**WHAT YOU SHOULD DO**
Count, in the entries below, the lines in which "Learning" occurs. Give the number, nothing more.

**RAW DATA**
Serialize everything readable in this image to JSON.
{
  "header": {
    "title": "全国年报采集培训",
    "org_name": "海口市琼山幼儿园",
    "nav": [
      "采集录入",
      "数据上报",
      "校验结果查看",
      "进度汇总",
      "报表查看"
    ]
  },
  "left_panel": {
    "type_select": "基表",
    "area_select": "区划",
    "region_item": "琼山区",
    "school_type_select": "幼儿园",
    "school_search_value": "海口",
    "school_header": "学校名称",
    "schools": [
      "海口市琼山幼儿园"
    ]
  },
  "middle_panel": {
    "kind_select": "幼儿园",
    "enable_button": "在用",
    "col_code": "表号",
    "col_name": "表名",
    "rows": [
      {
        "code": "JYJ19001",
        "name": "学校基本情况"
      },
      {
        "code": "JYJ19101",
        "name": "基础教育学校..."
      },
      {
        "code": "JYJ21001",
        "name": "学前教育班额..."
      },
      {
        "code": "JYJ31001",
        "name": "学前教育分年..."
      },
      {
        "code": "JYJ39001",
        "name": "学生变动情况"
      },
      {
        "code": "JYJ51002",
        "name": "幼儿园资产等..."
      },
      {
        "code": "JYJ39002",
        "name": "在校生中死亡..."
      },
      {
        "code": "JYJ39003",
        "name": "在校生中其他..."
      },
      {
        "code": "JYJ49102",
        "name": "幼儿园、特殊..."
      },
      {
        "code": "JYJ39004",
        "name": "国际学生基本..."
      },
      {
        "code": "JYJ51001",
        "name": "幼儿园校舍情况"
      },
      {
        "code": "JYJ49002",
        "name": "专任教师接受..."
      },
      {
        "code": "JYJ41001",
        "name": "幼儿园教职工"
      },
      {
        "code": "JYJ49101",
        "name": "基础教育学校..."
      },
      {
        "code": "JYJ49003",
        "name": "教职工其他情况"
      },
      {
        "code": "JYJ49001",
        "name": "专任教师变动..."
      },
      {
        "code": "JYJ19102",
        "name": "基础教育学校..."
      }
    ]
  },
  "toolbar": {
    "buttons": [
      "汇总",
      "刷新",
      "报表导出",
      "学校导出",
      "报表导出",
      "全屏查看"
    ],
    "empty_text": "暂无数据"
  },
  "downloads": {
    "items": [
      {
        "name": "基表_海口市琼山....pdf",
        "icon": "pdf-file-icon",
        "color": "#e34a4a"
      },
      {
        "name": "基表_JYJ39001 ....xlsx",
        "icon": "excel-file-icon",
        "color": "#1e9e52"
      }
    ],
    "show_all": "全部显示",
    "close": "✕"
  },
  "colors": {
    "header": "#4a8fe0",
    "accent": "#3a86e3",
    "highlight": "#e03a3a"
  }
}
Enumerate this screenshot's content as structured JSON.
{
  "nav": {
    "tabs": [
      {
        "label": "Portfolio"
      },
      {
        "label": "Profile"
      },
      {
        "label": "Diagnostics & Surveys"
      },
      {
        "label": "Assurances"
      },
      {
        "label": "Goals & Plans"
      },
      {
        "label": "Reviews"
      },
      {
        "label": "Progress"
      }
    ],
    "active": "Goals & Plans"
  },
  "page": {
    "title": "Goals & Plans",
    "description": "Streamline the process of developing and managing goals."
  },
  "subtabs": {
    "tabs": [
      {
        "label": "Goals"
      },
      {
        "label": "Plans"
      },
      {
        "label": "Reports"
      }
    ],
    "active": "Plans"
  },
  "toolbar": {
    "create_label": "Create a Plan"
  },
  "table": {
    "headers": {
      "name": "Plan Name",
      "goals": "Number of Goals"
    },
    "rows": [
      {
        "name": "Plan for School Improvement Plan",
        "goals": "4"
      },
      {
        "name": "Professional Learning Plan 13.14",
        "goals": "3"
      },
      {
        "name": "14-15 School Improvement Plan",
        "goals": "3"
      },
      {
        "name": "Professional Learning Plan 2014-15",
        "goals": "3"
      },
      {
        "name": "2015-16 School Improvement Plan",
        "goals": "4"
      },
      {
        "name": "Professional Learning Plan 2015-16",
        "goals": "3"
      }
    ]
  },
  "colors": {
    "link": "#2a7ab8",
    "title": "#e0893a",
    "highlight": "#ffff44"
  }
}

**FINISHED TASK**
3